Home > Blogs > Liberty Live > Union Schemes Shouldn't Trump Workers' Rights
Union Schemes Shouldn't Trump Workers' Rights

Union Schemes Shouldn't Trump Workers' Rights

August 9, 2017

Imagine becoming a Medicaid-funded home healthcare provider because you want to care for a friend, family member, or loved one.

At your mandatory initial orientation, you are greeted by a union representative who sings the praises of the union representing you. The fact that you never were given any opportunity to choose the union or vote on the matter is irrelevant, of course.

The state forces you to be represented by a union and gives that union access to you at your orientation and training sessions. The state also discloses your personal information to the union so that it can incessantly contact you by phone, mail, and at your home.

During the orientation, the union representative hands you a so-called "membership card" and tells you that signing it results in "no additional cost to you" and that you will even get "benefits" such as a $2,500 life insurance policy if you sign it. You sign the card. After all, why wouldn't you?

Whoops. You just waived your First Amendment rights.

That's right, you are now stuck paying 3.2 percent of your wages as union dues to SEIU 775 for at least a year, even if you object to doing so after learning of your constitutional right to not fund a labor union—which neither the State nor SEIU 775 bothered to mention.

This is the scheme hatched by Governor Jay Inslee and Service Employees International Union Local 775 for all providers when they first become providers.

"Why?" you may ask. Because it's the best way to ensure the flow of money from Washington's taxpayers directly to SEIU 775's coffers and, in turn, the campaign contributions made by SEIU 775 to Inslee.

The SEIU 775 representative's statements are deceptive and arguably fraudulent. The reason signing a "membership card" results in "no additional cost to you" is because the state is already deducting union dues from your paycheck without your consent and forwarding the money to SEIU 775.

To halt such deductions, providers must affirmatively object. Thus, signing the card does not increase dues the State is already deducting from your pay. What the SEIU 775 representative does not tell you is that signing the card does cost you your First Amendment rights.

If you object to dues payments three months later after learning of your constitutional rights – from the Freedom Foundation, for example – SEIU 775 sends you a letter explaining you must continue paying dues until a narrow two-week window opens nine months later.

SEIU 775's fallback is insisting you failed to read the fine print of the membership card and that SEIU 775 mailed you a "notice" of your rights embedded in a single paragraph contained within a pro-union mailer—which you may or may not have ever received or read.
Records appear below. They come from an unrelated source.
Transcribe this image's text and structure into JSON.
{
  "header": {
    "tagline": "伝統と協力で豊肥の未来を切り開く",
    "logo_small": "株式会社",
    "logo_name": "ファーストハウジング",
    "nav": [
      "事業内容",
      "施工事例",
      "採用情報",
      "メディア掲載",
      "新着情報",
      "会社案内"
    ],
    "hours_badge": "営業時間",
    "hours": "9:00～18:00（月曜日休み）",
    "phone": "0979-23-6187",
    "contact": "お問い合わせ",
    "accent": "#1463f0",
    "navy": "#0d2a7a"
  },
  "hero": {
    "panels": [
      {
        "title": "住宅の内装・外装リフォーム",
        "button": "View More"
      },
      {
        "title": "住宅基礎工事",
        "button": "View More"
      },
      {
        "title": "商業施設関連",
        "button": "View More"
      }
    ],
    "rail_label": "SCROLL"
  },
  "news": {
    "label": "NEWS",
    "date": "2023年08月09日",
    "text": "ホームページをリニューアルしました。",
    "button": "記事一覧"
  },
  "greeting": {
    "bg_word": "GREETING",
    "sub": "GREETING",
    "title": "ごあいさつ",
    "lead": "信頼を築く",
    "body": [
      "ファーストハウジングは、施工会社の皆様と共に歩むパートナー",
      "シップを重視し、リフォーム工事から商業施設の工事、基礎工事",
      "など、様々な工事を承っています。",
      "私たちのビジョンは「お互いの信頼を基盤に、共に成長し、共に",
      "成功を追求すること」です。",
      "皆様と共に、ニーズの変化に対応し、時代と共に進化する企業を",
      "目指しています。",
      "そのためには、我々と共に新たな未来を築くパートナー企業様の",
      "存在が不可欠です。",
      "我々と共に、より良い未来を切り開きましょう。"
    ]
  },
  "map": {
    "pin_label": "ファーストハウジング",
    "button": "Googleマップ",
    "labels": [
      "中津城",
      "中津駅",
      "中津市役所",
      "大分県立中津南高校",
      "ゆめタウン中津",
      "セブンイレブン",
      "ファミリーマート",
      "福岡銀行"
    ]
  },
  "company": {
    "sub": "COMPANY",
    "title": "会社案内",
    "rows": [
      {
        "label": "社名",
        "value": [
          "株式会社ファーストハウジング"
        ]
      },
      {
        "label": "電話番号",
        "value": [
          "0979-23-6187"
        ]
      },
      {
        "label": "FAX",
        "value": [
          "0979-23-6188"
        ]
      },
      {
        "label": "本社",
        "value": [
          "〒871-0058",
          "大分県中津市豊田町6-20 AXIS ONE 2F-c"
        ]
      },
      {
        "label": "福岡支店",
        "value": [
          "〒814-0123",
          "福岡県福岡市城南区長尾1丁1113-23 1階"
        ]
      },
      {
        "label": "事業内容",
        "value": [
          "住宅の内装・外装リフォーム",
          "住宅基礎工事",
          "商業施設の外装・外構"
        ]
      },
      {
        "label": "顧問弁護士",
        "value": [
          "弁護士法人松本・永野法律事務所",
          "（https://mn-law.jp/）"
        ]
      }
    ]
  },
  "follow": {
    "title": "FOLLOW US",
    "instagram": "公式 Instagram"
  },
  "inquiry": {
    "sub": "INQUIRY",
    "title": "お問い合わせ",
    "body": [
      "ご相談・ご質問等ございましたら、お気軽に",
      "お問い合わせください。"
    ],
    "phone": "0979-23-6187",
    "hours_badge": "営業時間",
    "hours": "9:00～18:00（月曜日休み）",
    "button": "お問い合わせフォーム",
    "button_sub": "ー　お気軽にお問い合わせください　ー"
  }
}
The kicker is that you never needed to sign the SEIU 775 "membership card" to become an SEIU 775 member, because SEIU 775 already considered you a member because you did not affirmatively object to such membership—something you never even realized you had to do.

Simply put, a union in Washington—a private corporation—can unilaterally deem you a member and start seizing money from your paycheck without your knowledge or consent.

The "membership card scheme" perpetrated against providers by Inslee (who agreed to the scheme) and SEIU 775 is nothing more than a ruse to get providers to waive their First Amendment right to not fund SEIU 775.

Governor Inslee's and SEIU 775's bullying is shameful.

The Freedom Foundation, along with the National Right to Work Legal Defense Foundation, is fighting this scheme by representing in federal court seven Washington providers who objected to union membership and dues payments, yet have been subjected by the State to the membership card scheme and thus forced to continue the payment of union dues to SEIU 775.

The plaintiff providers argue the scheme violates their First Amendment right to not fund a labor union, a right acknowledged by the United States Supreme Court in its 2014 decision Harris v. Quinn.

Not surprisingly, Inslee and SEIU 775 disagree. After all, the scheme netted SEIU 775 more than $20 million in union dues in 2016 alone, $6 million of which found its way into political campaigns—including Governor Inslee's campaign coffers.

Freedom Foundation attorneys filed the case in the federal District Court for the Western District of Washington and Judge Ronald B. Leighton is currently deliberating on the arguments submitted by the parties. A decision in this case, Fisk, et al., v. Inslee, et al., No. 3:16-cv-05889, is expected within the month.

Similar Articles